(Data for analysis)
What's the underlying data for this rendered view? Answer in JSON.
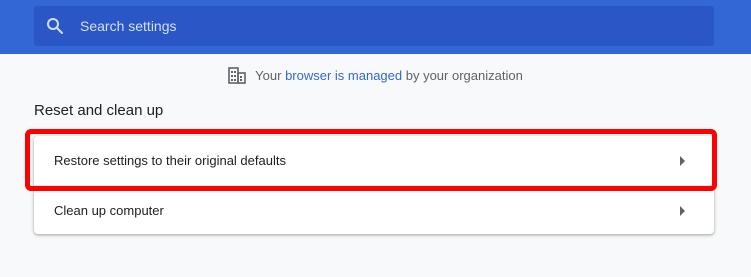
{
  "search": {
    "placeholder": "Search settings"
  },
  "managed": {
    "prefix": "Your ",
    "link": "browser is managed",
    "suffix": " by your organization"
  },
  "section": {
    "title": "Reset and clean up",
    "items": [
      {
        "label": "Restore settings to their original defaults"
      },
      {
        "label": "Clean up computer"
      }
    ]
  },
  "icons": {
    "search": "search-icon",
    "managed": "building-icon",
    "row_arrow": "arrow-right-icon"
  },
  "colors": {
    "header": "#3367d6",
    "search_box": "#2a56c6",
    "highlight": "#ff0000",
    "link": "#3367d6"
  }
}
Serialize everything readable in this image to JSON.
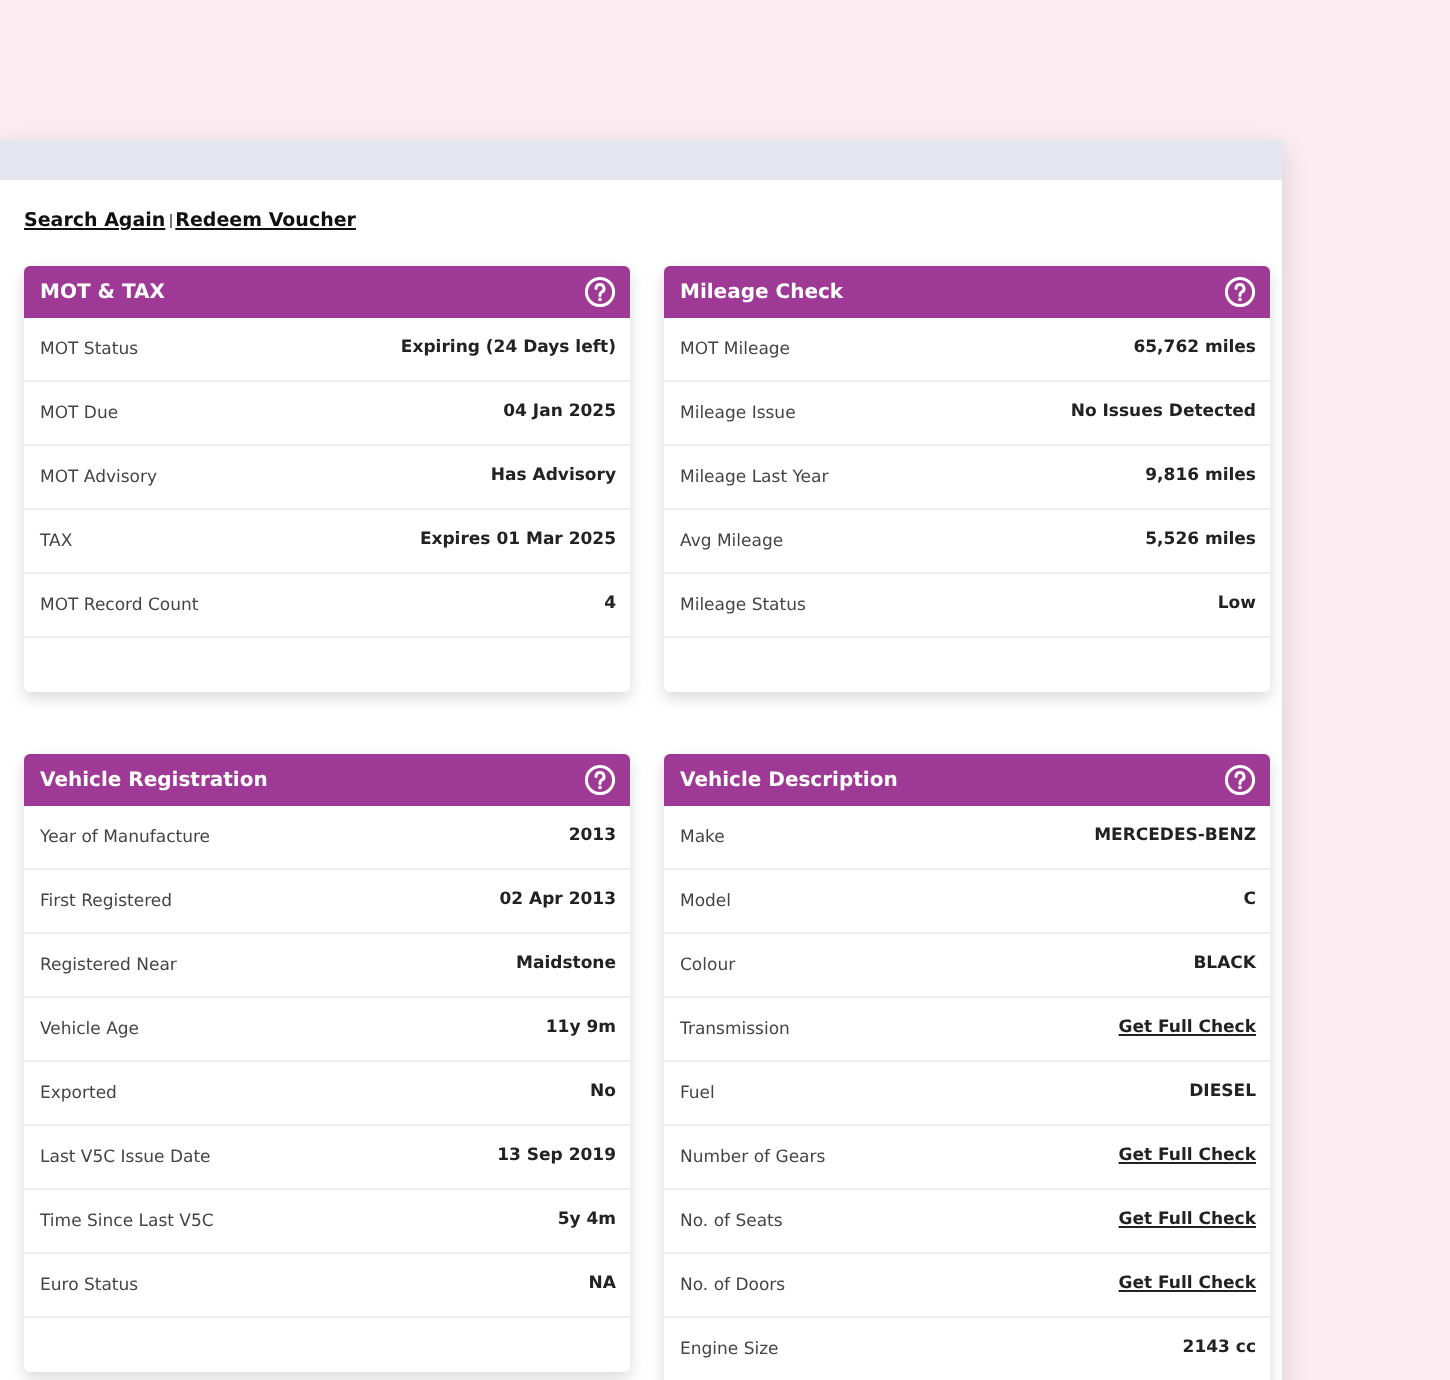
{
  "links": [
    {
      "label": "Search Again"
    },
    {
      "label": "Redeem Voucher"
    }
  ],
  "cards": [
    {
      "title": "MOT & TAX",
      "rows": [
        {
          "label": "MOT Status",
          "value": "Expiring (24 Days left)",
          "kind": "text"
        },
        {
          "label": "MOT Due",
          "value": "04 Jan 2025",
          "kind": "text"
        },
        {
          "label": "MOT Advisory",
          "value": "Has Advisory",
          "kind": "text"
        },
        {
          "label": "TAX",
          "value": "Expires 01 Mar 2025",
          "kind": "text"
        },
        {
          "label": "MOT Record Count",
          "value": "4",
          "kind": "text"
        }
      ]
    },
    {
      "title": "Mileage Check",
      "rows": [
        {
          "label": "MOT Mileage",
          "value": "65,762 miles",
          "kind": "text"
        },
        {
          "label": "Mileage Issue",
          "value": "No Issues Detected",
          "kind": "text"
        },
        {
          "label": "Mileage Last Year",
          "value": "9,816 miles",
          "kind": "text"
        },
        {
          "label": "Avg Mileage",
          "value": "5,526 miles",
          "kind": "text"
        },
        {
          "label": "Mileage Status",
          "value": "Low",
          "kind": "text"
        }
      ]
    },
    {
      "title": "Vehicle Registration",
      "rows": [
        {
          "label": "Year of Manufacture",
          "value": "2013",
          "kind": "text"
        },
        {
          "label": "First Registered",
          "value": "02 Apr 2013",
          "kind": "text"
        },
        {
          "label": "Registered Near",
          "value": "Maidstone",
          "kind": "text"
        },
        {
          "label": "Vehicle Age",
          "value": "11y 9m",
          "kind": "text"
        },
        {
          "label": "Exported",
          "value": "No",
          "kind": "text"
        },
        {
          "label": "Last V5C Issue Date",
          "value": "13 Sep 2019",
          "kind": "text"
        },
        {
          "label": "Time Since Last V5C",
          "value": "5y 4m",
          "kind": "text"
        },
        {
          "label": "Euro Status",
          "value": "NA",
          "kind": "text"
        }
      ]
    },
    {
      "title": "Vehicle Description",
      "rows": [
        {
          "label": "Make",
          "value": "MERCEDES-BENZ",
          "kind": "text"
        },
        {
          "label": "Model",
          "value": "C",
          "kind": "text"
        },
        {
          "label": "Colour",
          "value": "BLACK",
          "kind": "text"
        },
        {
          "label": "Transmission",
          "value": "Get Full Check",
          "kind": "link"
        },
        {
          "label": "Fuel",
          "value": "DIESEL",
          "kind": "text"
        },
        {
          "label": "Number of Gears",
          "value": "Get Full Check",
          "kind": "link"
        },
        {
          "label": "No. of Seats",
          "value": "Get Full Check",
          "kind": "link"
        },
        {
          "label": "No. of Doors",
          "value": "Get Full Check",
          "kind": "link"
        },
        {
          "label": "Engine Size",
          "value": "2143 cc",
          "kind": "text"
        }
      ]
    }
  ]
}
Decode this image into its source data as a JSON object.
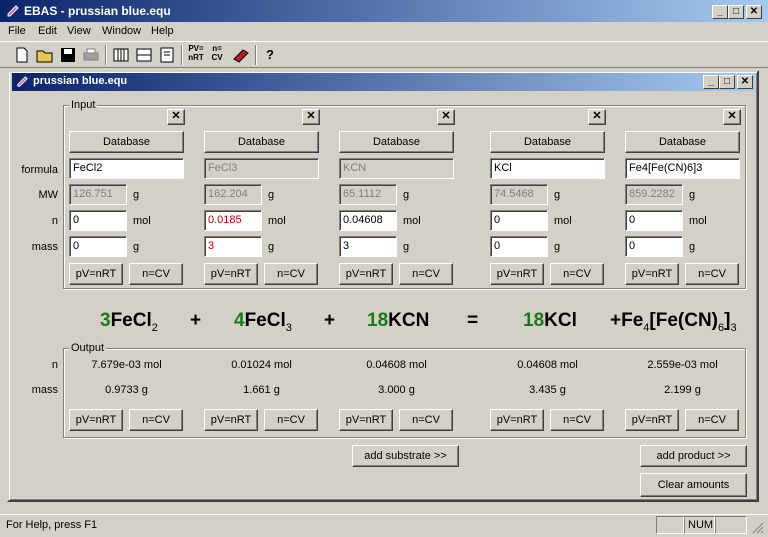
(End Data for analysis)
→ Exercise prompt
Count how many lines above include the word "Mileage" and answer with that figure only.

→ Task result
6